### What is expected
For each line in the data that includes "desc", make a copy.

### Given data
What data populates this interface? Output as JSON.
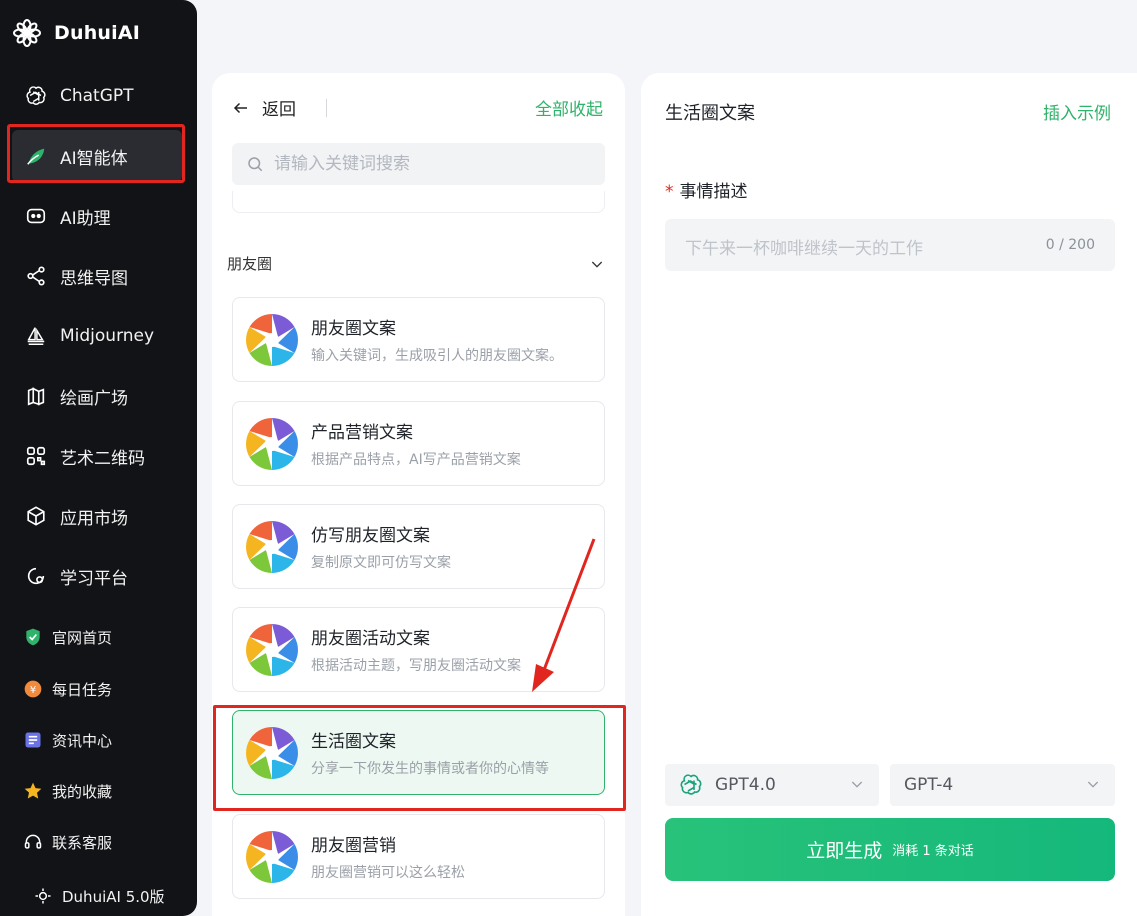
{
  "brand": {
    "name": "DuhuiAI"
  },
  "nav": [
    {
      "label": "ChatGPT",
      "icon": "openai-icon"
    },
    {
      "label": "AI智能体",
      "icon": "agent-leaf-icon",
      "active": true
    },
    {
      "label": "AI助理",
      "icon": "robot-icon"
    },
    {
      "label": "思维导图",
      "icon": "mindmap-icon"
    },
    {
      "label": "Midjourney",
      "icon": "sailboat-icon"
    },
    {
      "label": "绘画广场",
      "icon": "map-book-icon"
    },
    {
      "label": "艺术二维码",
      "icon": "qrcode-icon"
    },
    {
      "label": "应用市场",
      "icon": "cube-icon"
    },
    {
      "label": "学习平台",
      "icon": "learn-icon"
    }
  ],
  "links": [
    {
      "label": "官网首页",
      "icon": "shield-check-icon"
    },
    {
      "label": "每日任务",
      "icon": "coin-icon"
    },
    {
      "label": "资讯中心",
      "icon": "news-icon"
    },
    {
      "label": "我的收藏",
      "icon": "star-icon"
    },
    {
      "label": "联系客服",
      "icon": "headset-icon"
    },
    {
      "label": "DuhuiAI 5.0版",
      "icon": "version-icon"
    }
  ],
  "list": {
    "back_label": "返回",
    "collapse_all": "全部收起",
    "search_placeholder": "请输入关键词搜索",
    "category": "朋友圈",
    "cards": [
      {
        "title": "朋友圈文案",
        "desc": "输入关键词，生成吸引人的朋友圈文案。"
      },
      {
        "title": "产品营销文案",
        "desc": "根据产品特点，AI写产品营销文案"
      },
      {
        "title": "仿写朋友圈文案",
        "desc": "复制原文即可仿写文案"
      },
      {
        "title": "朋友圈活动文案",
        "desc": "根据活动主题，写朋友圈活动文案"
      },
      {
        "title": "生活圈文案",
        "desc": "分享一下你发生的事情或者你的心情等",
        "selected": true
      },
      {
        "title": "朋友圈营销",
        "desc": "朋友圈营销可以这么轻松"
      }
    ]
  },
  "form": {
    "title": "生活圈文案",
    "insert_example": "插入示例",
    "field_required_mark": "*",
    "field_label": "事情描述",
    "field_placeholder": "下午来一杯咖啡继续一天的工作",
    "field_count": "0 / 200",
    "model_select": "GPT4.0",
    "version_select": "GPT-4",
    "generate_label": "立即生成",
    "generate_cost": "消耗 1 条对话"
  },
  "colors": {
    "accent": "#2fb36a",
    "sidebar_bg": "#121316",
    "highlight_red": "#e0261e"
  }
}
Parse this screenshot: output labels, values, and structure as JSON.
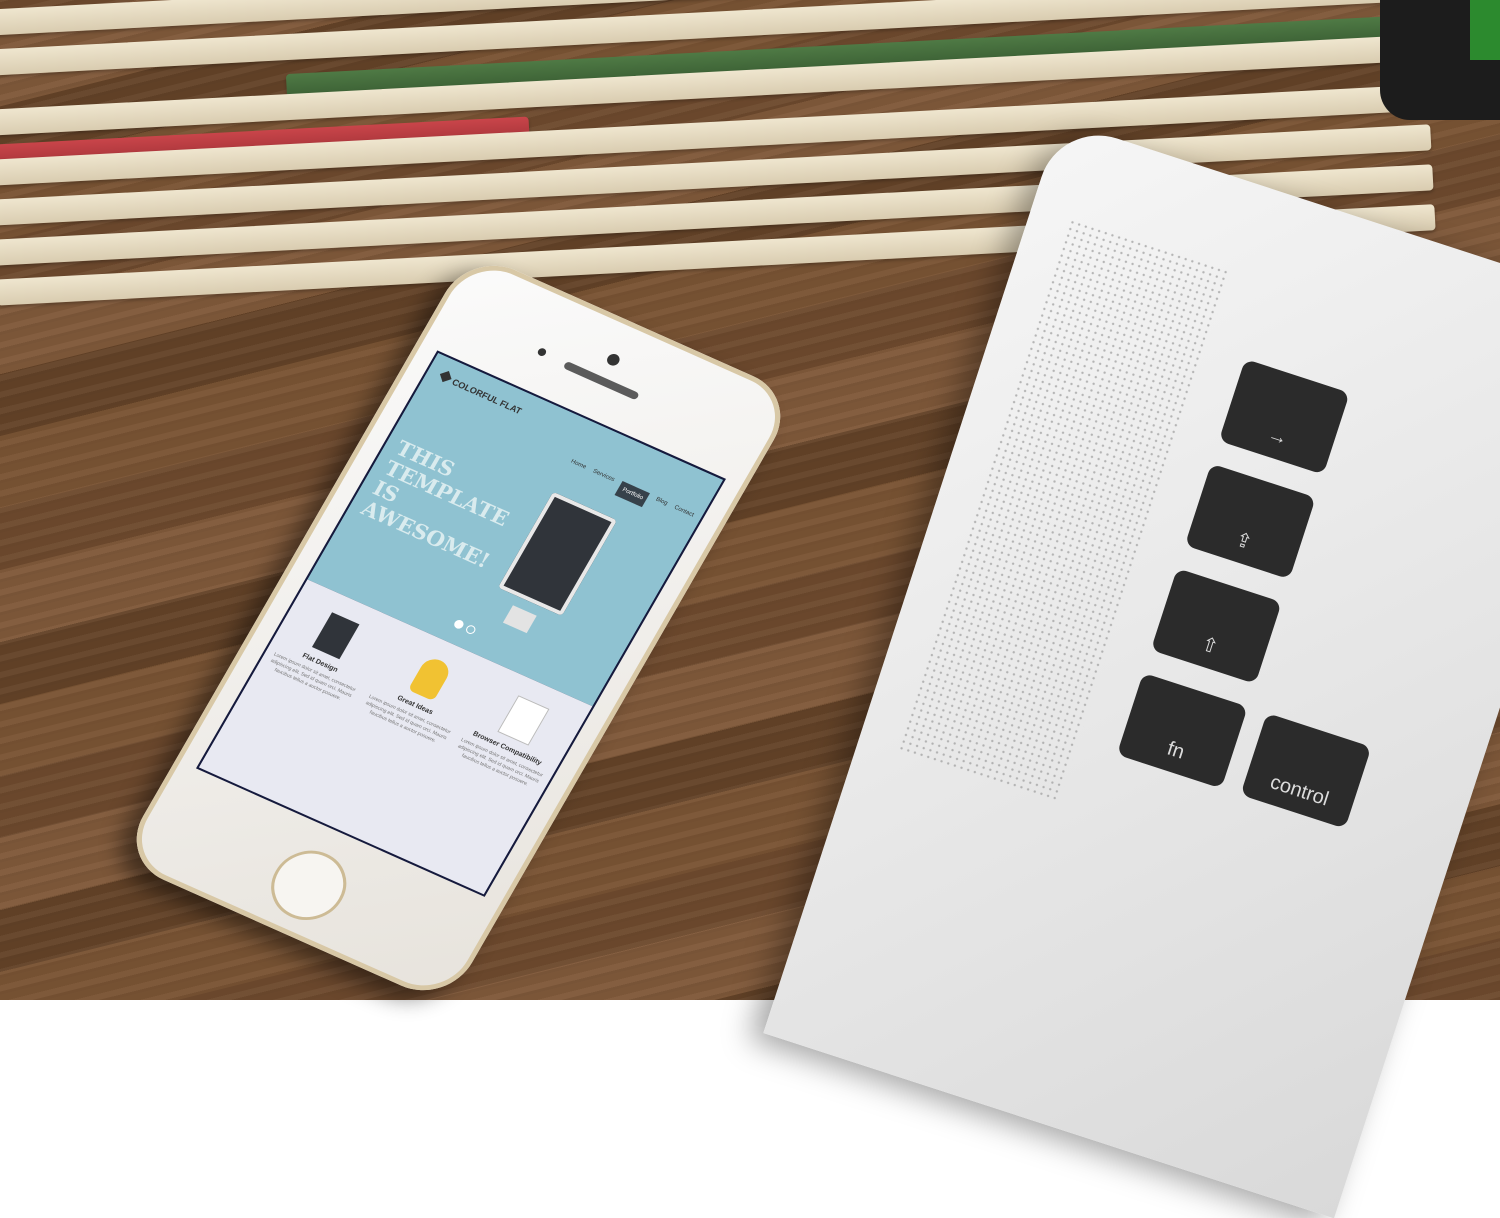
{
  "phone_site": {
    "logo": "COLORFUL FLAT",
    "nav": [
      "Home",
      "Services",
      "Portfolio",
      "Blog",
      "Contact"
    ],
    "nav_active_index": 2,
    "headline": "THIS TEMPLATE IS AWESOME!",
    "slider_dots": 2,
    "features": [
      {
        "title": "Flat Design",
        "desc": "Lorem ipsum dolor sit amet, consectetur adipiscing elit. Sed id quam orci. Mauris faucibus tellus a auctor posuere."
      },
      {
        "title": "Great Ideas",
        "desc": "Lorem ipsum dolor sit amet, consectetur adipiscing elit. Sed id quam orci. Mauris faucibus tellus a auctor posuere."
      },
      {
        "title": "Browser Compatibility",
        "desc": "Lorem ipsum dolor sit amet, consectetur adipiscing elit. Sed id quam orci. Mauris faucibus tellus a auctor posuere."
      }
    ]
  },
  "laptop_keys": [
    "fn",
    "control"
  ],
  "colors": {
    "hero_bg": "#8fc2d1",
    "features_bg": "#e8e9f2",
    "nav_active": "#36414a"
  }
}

### Solution for this exercise
        "desc": "输入关键词，生成吸引人的朋友圈文案。"
        "desc": "根据产品特点，AI写产品营销文案"
        "desc": "复制原文即可仿写文案"
        "desc": "根据活动主题，写朋友圈活动文案"
        "desc": "分享一下你发生的事情或者你的心情等",
        "desc": "朋友圈营销可以这么轻松"
        "desc": "Lorem ipsum dolor sit amet, consectetur adipiscing elit. Sed id quam orci. Mauris faucibus tellus a auctor posuere."
        "desc": "Lorem ipsum dolor sit amet, consectetur adipiscing elit. Sed id quam orci. Mauris faucibus tellus a auctor posuere."
        "desc": "Lorem ipsum dolor sit amet, consectetur adipiscing elit. Sed id quam orci. Mauris faucibus tellus a auctor posuere."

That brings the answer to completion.